I guess it's the world our 9-12 year olds live in. They're surrounded by Hannah Montana, Justin Bieber and other young stars. I appreciate that the author at least used the story line to direct these young girls to God. The devotions were right on target. I'm just undecided whether my granddaughters will get to read the book. I don't want to encourage the whole Pop Star attitude.
I can honestly say that this is not a devotional that I would necessarily recommend for tweens. It's definitely being promoted to the "Miley" generation of tweens, but I really felt that the whole focus of Izzy trying to be a pop star rather self-centered and worldly. I do think that some of the devotional messages were good, but the over all idea of this was just too worldly for my tastes. If I had daughters, I wouldn't allow them to use this devotional. BUT, I do think it makes for a nice change for girls who are already fans of "Hannah Montana" and the like, but their parents would like to try to get them interested in a more Christ-like storyline and a better role model.
I received this book free for giving my honest review on it, good or bad. Thanks to Book Sneeze!
Izzy's Pop Star Plan, a book by Alex Marestaing that describes itself as a daily devo that reads like a novel, takes the reader through Izzy's steps and missteps on her road to becoming, well, a pop star. It's set up as though the reader is accessing her blog, which she updates daily. You meet her family (her mom died when she was younger, and she lives in an apartment in California with her brother and dad), her friends (best friend Maddie and Izzy have a note passing system between their houses that they call Bird Mail), her neighbors (Ms. Adelina, an Argentinian opera star),and her church and youth group (Pastor Ryan and his wife Stephanie). You also watch her learn how to make tough choices and navigate many ups and downs in her effort to become a pop star, sometimes more gracefully than others.
I appreciated the excellent use of scripture to support Izzy's problems and decisions.
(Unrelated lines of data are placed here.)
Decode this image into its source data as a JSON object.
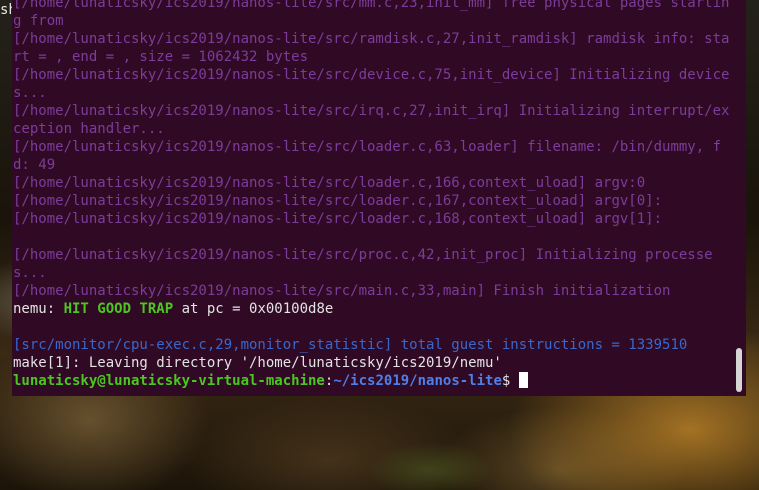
{
  "desktop": {
    "label": "sh"
  },
  "terminal": {
    "lines": [
      {
        "text": "[/home/lunaticsky/ics2019/nanos-lite/src/mm.c,23,init_mm] free physical pages starting from"
      },
      {
        "text": "[/home/lunaticsky/ics2019/nanos-lite/src/ramdisk.c,27,init_ramdisk] ramdisk info: start = , end = , size = 1062432 bytes"
      },
      {
        "text": "[/home/lunaticsky/ics2019/nanos-lite/src/device.c,75,init_device] Initializing devices..."
      },
      {
        "text": "[/home/lunaticsky/ics2019/nanos-lite/src/irq.c,27,init_irq] Initializing interrupt/exception handler..."
      },
      {
        "text": "[/home/lunaticsky/ics2019/nanos-lite/src/loader.c,63,loader] filename: /bin/dummy, fd: 49"
      },
      {
        "text": "[/home/lunaticsky/ics2019/nanos-lite/src/loader.c,166,context_uload] argv:0"
      },
      {
        "text": "[/home/lunaticsky/ics2019/nanos-lite/src/loader.c,167,context_uload] argv[0]:"
      },
      {
        "text": "[/home/lunaticsky/ics2019/nanos-lite/src/loader.c,168,context_uload] argv[1]:"
      },
      {
        "text": ""
      },
      {
        "text": "[/home/lunaticsky/ics2019/nanos-lite/src/proc.c,42,init_proc] Initializing processes..."
      },
      {
        "text": "[/home/lunaticsky/ics2019/nanos-lite/src/main.c,33,main] Finish initialization"
      }
    ],
    "nemu": {
      "prefix": "nemu: ",
      "status": "HIT GOOD TRAP",
      "suffix": " at pc = 0x00100d8e"
    },
    "blank": "",
    "statistic": "[src/monitor/cpu-exec.c,29,monitor_statistic] total guest instructions = 1339510",
    "make_line": "make[1]: Leaving directory '/home/lunaticsky/ics2019/nemu'",
    "prompt": {
      "user_host": "lunaticsky@lunaticsky-virtual-machine",
      "sep": ":",
      "path": "~/ics2019/nanos-lite",
      "symbol": "$ "
    },
    "colors": {
      "background": "#300a24",
      "log_text": "#7c3c9a",
      "statistic_text": "#3a67cc",
      "good_trap": "#4ac81f",
      "prompt_user": "#4ac81f",
      "prompt_path": "#4f7fe8"
    }
  }
}
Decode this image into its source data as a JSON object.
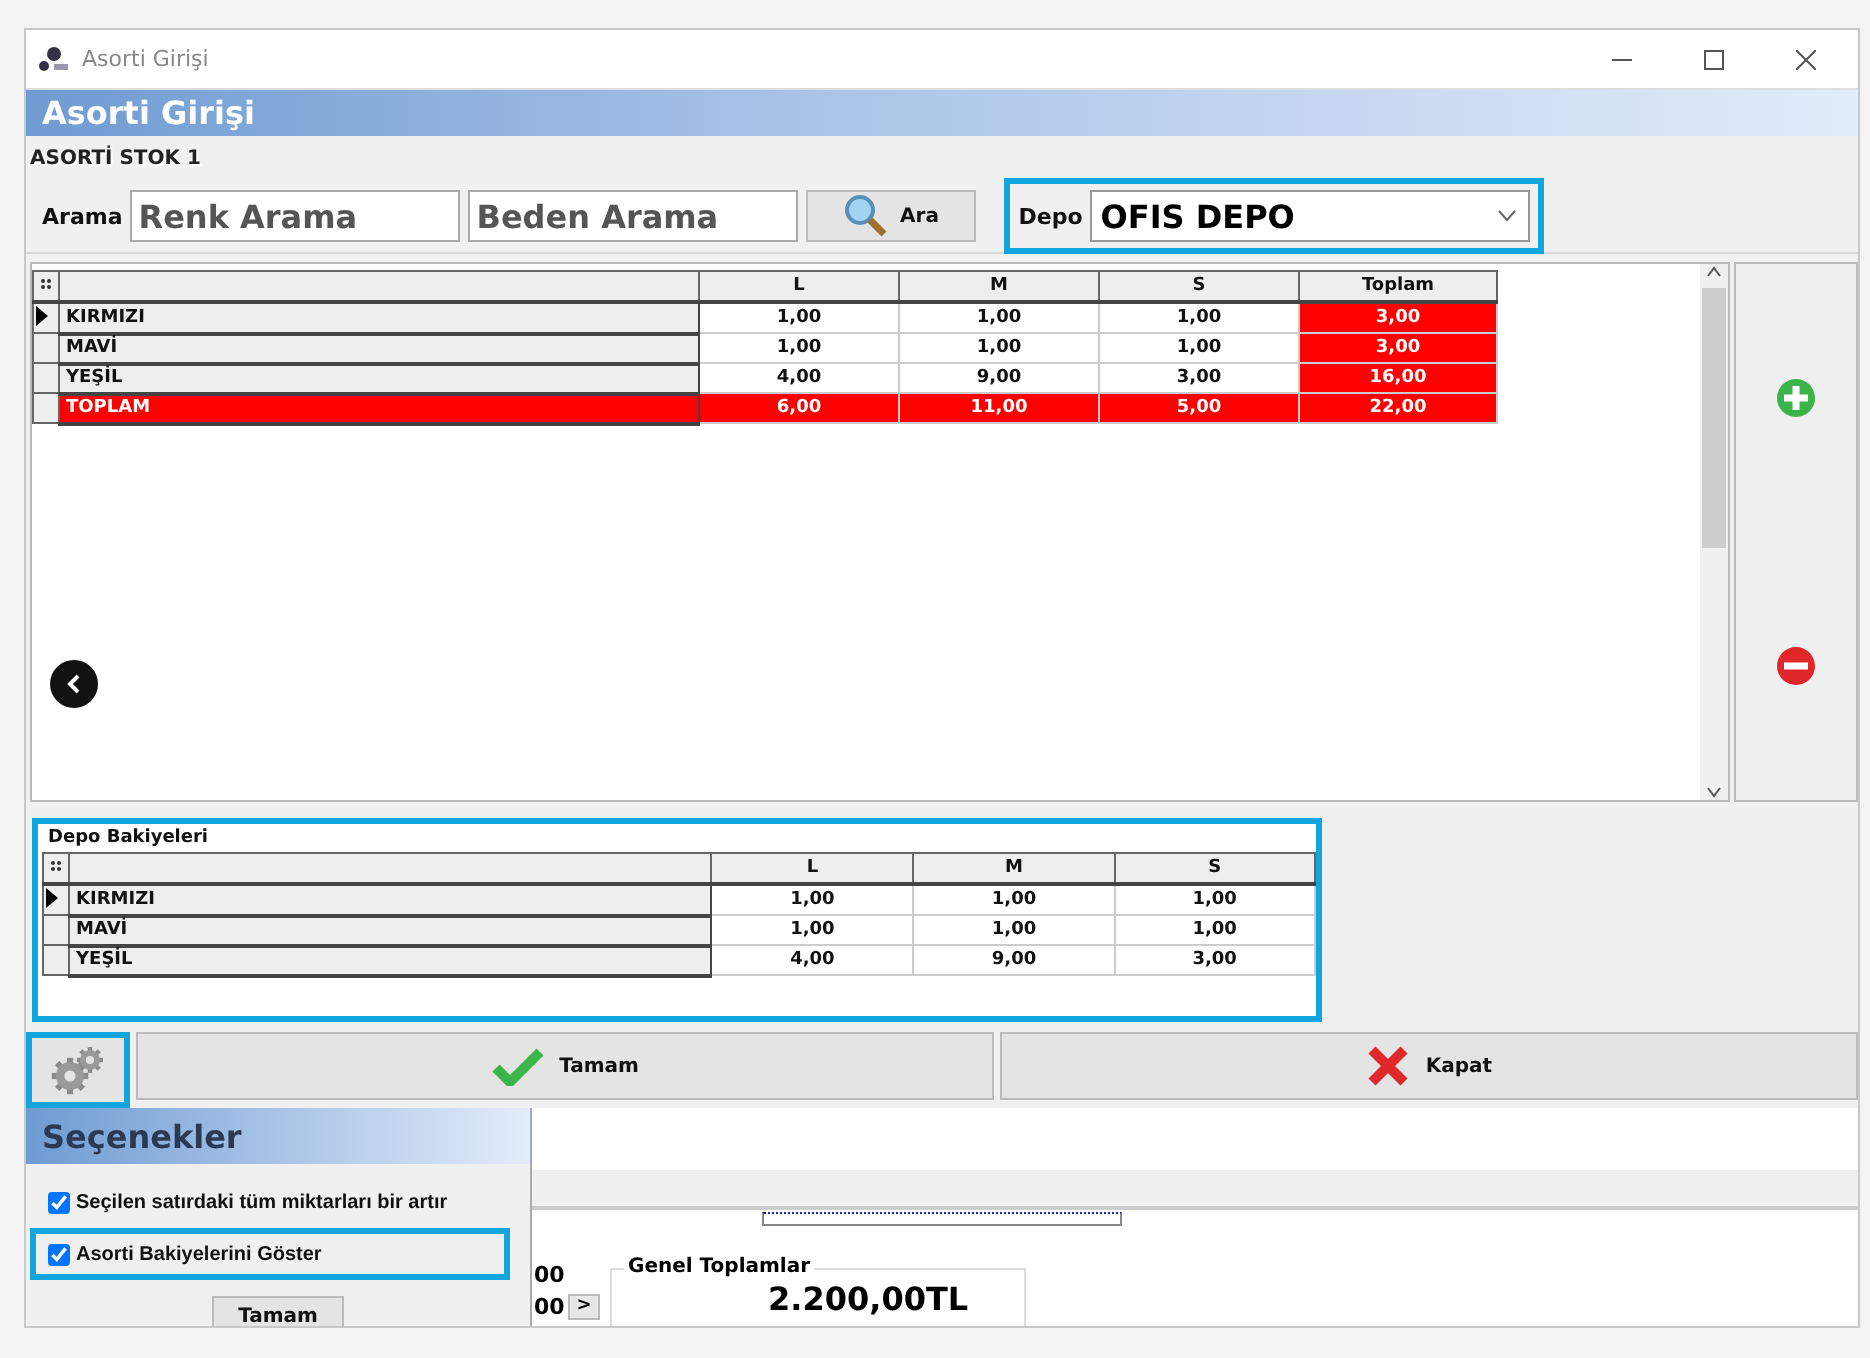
{
  "window": {
    "title": "Asorti Girişi"
  },
  "header": {
    "title": "Asorti Girişi"
  },
  "section_label": "ASORTİ STOK 1",
  "search": {
    "label": "Arama",
    "color_field": {
      "placeholder": "Renk Arama"
    },
    "size_field": {
      "placeholder": "Beden Arama"
    },
    "button": "Ara",
    "depot_label": "Depo",
    "depot_value": "OFIS DEPO",
    "highlighted": true
  },
  "grid": {
    "columns": [
      "L",
      "M",
      "S",
      "Toplam"
    ],
    "rows": [
      {
        "name": "KIRMIZI",
        "kind": "item",
        "current": true,
        "values": [
          "1,00",
          "1,00",
          "1,00"
        ],
        "total": "3,00"
      },
      {
        "name": "MAVİ",
        "kind": "item",
        "current": false,
        "values": [
          "1,00",
          "1,00",
          "1,00"
        ],
        "total": "3,00"
      },
      {
        "name": "YEŞİL",
        "kind": "item",
        "current": false,
        "values": [
          "4,00",
          "9,00",
          "3,00"
        ],
        "total": "16,00"
      },
      {
        "name": "TOPLAM",
        "kind": "total",
        "current": false,
        "values": [
          "6,00",
          "11,00",
          "5,00"
        ],
        "total": "22,00"
      }
    ]
  },
  "balances": {
    "title": "Depo Bakiyeleri",
    "highlighted": true,
    "columns": [
      "L",
      "M",
      "S"
    ],
    "rows": [
      {
        "name": "KIRMIZI",
        "current": true,
        "values": [
          "1,00",
          "1,00",
          "1,00"
        ]
      },
      {
        "name": "MAVİ",
        "current": false,
        "values": [
          "1,00",
          "1,00",
          "1,00"
        ]
      },
      {
        "name": "YEŞİL",
        "current": false,
        "values": [
          "4,00",
          "9,00",
          "3,00"
        ]
      }
    ]
  },
  "settings_button": {
    "highlighted": true
  },
  "buttons": [
    {
      "label": "Tamam",
      "kind": "ok"
    },
    {
      "label": "Kapat",
      "kind": "cancel"
    }
  ],
  "options_popup": {
    "title": "Seçenekler",
    "options": [
      {
        "label": "Seçilen satırdaki tüm miktarları bir artır",
        "checked": true,
        "highlighted": false
      },
      {
        "label": "Asorti Bakiyelerini Göster",
        "checked": true,
        "highlighted": true
      }
    ],
    "button": "Tamam"
  },
  "background": {
    "values": [
      "00",
      "00"
    ],
    "next_button": ">",
    "totals": {
      "title": "Genel Toplamlar",
      "value": "2.200,00TL"
    }
  }
}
Every piece of scripture used should be a memory verse for each of us. It was also apparent that when Izzy was out of the Word and not heeding wise counsel, her life was taking turns for the worse. Additionally, Izzy ends almost every blog post with 'That's my prayer, what's yours?' which gives the reader a perfect opportunity to reflect and meditate on the scripture and encourages her to pray what's on her heart.
I initially thought this would be a great devotional to read with my eleven year old daughter, but after reading it, I would definitely wait until she's a little older. The subject matter ranging from the desire to compete in the International Pop Star Challenge (we're not American Idol fans), to dating and first loves is a little too mature for her. However, I see this as being a must read for her in the very near future.
Unfortunatley, I don't think we'll be able to stretch it out for the 90 days the devotional takes! Even I had a hard time putting the book down after a single entry, wanting to know what will happen next. It was easy to get wrapped up in Izzy's character and want the best for her.